Aviation manager for the cybersecurity arm of the DHS Science and Technology (S&T) Directorate, Robert Hickey has reportedly said that the DHS team accessed the aircraft’s systems via radio frequency communications.
A Boeing 757 aircraft was reportedly remotely hacked without the knowledge of the pilots. The hack was done by a team of cybersecurity experts who were led by the US Department of Homeland Security (DHS).
It has been reported that it took the DHS team to full two days to gain control of the aircraft controls and system. The team was comprised of a number of industry experts and academics. The hack was part of a test which was carried out last year at an airport in Atlantic City, New Jersey.
The aircraft, a Boeing 757 was allegedly acquired by the DHS last year in September. The National press has since reported that the US President Donald Trump’s personal jet and the aircraft frequently used by Vice President Mike Pence are both Boeing 757’s.

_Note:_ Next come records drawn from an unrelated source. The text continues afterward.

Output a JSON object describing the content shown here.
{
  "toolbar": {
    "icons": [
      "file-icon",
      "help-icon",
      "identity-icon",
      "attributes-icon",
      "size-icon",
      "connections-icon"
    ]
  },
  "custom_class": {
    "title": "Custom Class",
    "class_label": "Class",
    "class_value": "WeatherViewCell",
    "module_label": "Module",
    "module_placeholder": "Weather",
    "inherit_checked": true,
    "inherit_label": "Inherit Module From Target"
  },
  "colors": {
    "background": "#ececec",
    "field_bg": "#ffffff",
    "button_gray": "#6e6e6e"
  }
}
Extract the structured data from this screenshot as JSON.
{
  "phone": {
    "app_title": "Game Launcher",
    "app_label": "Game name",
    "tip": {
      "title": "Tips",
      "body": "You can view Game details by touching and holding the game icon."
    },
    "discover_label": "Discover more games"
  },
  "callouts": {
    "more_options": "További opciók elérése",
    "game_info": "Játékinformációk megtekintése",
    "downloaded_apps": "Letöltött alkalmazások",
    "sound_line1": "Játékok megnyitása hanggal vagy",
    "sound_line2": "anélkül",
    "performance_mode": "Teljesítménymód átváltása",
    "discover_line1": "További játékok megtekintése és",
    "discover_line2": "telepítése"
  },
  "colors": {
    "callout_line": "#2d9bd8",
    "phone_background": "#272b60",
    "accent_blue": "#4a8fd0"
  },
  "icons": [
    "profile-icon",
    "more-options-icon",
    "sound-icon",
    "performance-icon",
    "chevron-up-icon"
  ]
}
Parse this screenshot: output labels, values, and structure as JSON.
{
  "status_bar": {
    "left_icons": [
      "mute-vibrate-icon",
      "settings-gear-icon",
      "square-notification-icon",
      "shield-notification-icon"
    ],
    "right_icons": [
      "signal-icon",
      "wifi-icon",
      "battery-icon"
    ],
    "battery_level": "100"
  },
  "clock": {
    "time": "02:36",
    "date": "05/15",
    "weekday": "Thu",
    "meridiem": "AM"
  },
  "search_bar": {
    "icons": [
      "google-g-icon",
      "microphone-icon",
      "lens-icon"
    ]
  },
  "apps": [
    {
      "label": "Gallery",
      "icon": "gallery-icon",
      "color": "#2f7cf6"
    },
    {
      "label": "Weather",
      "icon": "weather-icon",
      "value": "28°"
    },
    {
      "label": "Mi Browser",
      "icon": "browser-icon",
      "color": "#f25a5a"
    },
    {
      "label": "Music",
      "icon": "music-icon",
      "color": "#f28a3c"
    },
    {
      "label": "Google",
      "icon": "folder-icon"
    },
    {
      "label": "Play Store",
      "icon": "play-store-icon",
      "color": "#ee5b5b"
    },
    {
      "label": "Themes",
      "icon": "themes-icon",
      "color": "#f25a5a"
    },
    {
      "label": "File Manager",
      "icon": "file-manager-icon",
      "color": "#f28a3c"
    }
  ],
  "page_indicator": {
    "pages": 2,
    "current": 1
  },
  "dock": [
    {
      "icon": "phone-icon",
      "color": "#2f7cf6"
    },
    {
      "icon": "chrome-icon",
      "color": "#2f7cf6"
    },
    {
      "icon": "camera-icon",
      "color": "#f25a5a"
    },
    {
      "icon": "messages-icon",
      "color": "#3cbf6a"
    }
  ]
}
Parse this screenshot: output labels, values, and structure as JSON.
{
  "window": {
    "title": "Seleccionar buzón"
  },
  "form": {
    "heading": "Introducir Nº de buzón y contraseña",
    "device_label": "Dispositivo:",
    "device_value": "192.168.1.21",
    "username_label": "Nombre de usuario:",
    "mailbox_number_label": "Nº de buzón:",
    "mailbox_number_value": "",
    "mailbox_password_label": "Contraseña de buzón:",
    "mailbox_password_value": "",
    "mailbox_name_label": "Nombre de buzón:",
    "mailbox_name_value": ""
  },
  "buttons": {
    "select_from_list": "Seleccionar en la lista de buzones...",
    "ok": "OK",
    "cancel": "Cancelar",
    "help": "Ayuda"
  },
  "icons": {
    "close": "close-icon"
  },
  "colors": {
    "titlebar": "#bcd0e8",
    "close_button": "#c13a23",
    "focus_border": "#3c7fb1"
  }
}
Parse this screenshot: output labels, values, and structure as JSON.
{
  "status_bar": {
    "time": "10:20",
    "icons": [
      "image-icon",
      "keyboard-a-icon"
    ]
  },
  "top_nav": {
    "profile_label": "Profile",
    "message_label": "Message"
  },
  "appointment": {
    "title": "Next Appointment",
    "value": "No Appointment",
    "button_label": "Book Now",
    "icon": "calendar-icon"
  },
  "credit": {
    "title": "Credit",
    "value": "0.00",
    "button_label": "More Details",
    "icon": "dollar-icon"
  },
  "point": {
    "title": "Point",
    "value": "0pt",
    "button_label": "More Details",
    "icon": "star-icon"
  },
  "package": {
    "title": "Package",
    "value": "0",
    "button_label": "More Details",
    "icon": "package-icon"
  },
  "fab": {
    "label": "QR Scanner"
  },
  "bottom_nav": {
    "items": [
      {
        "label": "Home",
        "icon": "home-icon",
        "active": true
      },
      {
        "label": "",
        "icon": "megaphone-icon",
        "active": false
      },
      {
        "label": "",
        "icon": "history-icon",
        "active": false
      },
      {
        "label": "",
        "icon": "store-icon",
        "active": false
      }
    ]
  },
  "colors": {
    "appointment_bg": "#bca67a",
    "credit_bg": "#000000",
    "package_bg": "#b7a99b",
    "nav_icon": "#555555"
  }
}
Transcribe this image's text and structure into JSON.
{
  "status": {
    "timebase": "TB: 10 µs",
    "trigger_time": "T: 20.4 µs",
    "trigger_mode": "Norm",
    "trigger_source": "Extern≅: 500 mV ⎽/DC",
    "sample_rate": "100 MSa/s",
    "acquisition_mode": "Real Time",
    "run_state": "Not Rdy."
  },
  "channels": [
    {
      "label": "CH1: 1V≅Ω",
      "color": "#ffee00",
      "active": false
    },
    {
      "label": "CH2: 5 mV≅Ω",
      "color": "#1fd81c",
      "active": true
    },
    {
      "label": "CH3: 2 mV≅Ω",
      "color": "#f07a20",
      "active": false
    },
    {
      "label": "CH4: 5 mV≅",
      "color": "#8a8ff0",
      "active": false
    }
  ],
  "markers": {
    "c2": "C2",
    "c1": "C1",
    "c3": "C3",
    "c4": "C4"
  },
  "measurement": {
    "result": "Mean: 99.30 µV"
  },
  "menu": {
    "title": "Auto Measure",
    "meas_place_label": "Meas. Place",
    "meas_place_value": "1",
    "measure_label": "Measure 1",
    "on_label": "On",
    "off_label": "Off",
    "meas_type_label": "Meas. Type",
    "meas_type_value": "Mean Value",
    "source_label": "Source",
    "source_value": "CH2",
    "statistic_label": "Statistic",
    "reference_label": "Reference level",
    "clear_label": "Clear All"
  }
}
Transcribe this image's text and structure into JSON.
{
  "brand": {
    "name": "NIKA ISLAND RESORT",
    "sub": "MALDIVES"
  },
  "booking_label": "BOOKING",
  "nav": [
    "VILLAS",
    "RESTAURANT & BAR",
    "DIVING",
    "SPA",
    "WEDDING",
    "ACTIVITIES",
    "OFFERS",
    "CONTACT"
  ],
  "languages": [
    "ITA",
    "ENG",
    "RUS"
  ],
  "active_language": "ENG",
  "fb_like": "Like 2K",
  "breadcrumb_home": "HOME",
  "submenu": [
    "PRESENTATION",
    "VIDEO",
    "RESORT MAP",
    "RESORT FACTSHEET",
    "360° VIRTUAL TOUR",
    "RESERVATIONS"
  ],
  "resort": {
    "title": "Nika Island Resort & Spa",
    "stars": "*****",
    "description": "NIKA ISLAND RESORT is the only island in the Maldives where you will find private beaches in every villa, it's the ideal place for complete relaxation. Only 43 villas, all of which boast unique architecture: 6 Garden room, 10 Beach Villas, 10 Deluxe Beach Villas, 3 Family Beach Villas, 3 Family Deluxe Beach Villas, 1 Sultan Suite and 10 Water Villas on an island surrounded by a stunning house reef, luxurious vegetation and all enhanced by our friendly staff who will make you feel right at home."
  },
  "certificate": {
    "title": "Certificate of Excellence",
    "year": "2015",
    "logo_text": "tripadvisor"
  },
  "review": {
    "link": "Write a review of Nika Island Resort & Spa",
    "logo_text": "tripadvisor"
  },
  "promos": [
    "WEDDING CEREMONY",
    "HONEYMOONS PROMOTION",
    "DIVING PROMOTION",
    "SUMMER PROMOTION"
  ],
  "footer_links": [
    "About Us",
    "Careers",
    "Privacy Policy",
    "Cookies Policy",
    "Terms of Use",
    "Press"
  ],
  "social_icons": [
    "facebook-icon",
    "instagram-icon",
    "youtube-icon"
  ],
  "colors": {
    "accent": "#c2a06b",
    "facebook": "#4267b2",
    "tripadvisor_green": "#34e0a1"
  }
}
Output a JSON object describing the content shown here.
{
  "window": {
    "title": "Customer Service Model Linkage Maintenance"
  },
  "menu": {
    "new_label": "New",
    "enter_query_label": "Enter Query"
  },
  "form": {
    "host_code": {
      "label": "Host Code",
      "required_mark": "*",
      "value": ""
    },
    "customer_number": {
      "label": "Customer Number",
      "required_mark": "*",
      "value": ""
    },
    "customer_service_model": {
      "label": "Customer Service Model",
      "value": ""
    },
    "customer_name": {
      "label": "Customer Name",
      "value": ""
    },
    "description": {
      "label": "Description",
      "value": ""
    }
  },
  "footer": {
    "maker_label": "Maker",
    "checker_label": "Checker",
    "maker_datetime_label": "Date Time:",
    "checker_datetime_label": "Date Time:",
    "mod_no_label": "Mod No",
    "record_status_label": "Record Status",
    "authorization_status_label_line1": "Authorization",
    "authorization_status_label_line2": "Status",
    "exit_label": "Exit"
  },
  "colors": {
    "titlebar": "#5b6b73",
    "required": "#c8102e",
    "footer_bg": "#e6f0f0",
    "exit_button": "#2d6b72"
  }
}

Aviation manager for the cybersecurity arm of the DHS Science and Technology (S&T) Directorate, Robert Hickey has reportedly said that the DHS team accessed the aircraft’s systems via radio frequency communications. He was talking at the CyberSat Summit in Virginia last week. He also said that given that the test was reportedly classified he could not disclose details of the hack.
Hickey also told those attending the summit that he did not have anyone touching the airplane. He assured participants that he also did not have an insider threat. He stated that he simply used “typical stuff” which could be taken through security. Hickey added that using the basic items his team was able to establish a presence on the systems of the aircraft.
He also told local media that artificial environments and risk reductions measures were firmly in place during the classified test conducted by the DHS. The team believed that the test did not identify any cyber vulnerabilities. This was confirmed in a statement to the local press.
The statement further read that neither in the 757 nor in any other Boeing aircraft could be identified for vulnerabilities. Speaking to the media, an official from Boeing said that the test did not indicate any major threats to the airline. He added that the hack involved the use of specific attack methods. These would only work on the older aircrafts with older systems.
He added that while he did not discredit the value of the test, he would not be afraid to fly in the future. The crucial test by the DHS followed a 2015 attempt to hack the in-flight systems of an aircraft. At the time hacker, Chris Roberts, admitted to attempting to gain access to the commercial aircraft nearly 20 times while they were in-flight. Roberts was since arrested by the FBI.